> WORK ORDER: How many lines in the records below contain the word "true"? State that number and nothing more.

> EXTRACTED DATA:
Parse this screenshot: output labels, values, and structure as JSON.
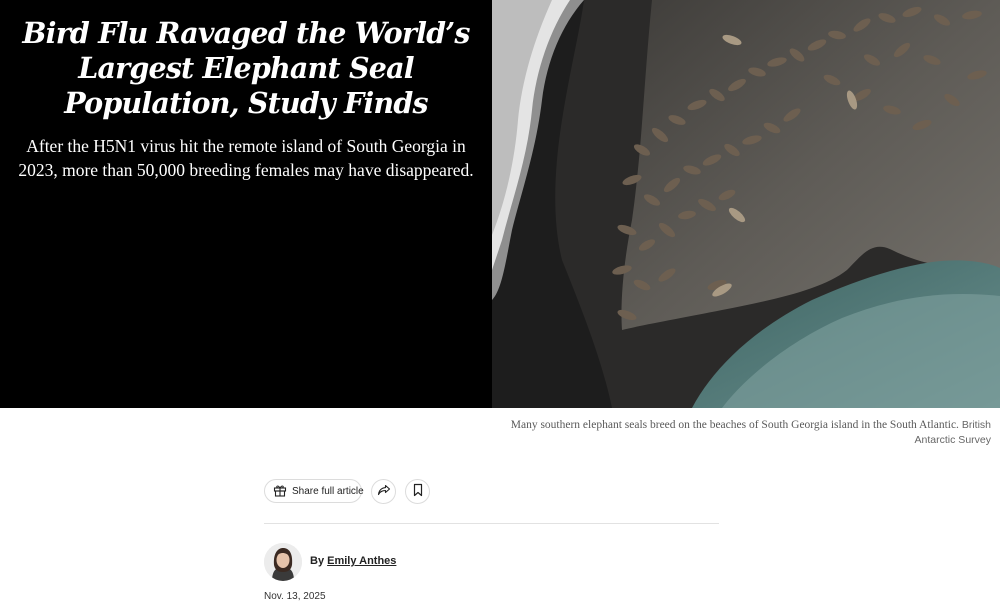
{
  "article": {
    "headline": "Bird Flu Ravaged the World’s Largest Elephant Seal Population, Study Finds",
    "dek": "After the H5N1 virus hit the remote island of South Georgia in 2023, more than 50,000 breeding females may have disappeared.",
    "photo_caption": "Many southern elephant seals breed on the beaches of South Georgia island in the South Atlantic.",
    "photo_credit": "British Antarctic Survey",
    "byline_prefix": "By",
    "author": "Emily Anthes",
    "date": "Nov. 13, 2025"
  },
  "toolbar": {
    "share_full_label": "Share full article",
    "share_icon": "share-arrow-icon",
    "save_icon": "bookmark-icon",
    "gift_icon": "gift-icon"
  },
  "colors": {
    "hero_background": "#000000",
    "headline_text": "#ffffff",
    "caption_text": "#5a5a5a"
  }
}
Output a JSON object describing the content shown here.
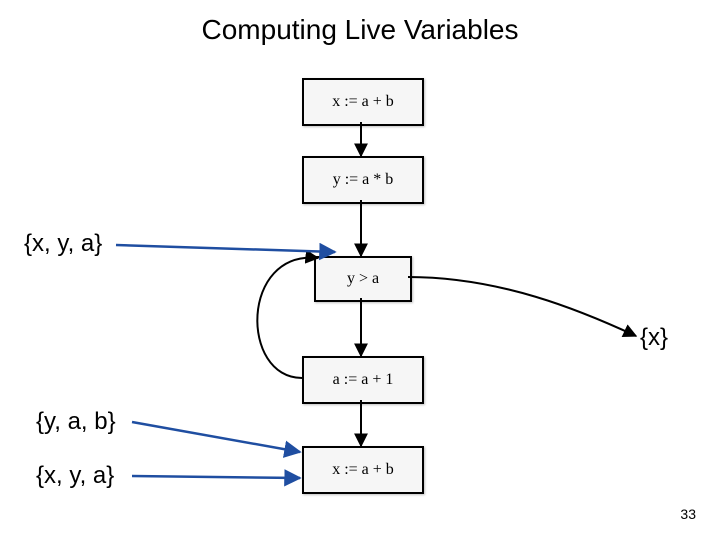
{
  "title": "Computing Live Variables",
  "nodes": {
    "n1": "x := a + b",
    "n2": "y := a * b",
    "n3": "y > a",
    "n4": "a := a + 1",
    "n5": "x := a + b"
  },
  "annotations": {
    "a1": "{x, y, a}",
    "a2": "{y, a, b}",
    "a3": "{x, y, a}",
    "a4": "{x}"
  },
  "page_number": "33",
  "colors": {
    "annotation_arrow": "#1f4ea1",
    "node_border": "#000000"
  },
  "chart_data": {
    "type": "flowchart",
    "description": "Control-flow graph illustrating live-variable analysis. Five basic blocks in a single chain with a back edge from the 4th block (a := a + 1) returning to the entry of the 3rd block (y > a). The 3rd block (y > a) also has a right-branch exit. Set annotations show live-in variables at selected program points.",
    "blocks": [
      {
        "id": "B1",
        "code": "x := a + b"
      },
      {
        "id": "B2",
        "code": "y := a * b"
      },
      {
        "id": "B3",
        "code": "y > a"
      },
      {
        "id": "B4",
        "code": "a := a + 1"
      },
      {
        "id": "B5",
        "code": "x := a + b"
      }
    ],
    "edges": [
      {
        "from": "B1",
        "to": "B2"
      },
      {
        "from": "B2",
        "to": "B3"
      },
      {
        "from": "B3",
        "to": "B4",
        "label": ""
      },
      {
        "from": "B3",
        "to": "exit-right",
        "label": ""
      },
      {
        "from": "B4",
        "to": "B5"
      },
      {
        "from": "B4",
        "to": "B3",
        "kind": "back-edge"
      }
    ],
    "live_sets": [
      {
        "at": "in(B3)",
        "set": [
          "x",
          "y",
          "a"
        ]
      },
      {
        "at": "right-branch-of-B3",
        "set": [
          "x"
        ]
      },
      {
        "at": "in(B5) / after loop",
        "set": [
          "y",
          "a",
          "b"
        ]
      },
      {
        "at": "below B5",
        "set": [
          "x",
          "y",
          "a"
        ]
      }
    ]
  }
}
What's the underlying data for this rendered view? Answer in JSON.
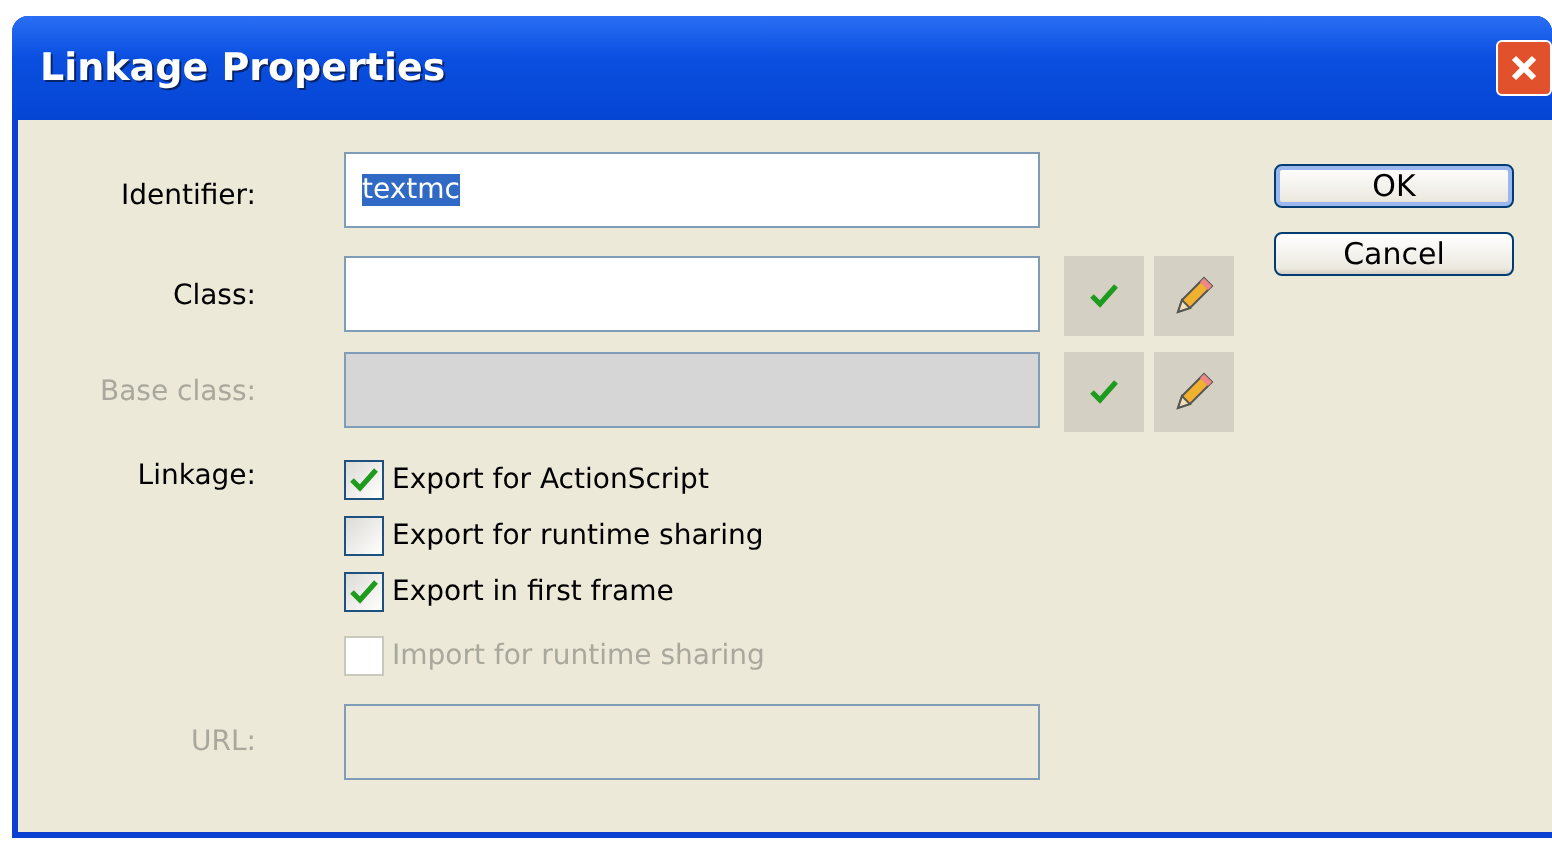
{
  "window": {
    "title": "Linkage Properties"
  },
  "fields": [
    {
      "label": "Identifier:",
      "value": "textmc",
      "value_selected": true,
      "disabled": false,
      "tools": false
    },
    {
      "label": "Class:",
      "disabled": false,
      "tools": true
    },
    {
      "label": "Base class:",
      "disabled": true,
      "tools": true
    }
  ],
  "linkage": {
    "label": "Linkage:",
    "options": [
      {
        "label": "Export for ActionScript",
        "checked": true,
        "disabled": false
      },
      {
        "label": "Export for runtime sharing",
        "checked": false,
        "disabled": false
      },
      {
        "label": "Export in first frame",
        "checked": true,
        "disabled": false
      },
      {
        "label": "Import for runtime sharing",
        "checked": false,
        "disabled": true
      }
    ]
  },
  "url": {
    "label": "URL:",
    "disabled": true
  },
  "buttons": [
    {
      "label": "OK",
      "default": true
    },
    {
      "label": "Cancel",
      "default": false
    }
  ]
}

> YOUR RESPONSE: 9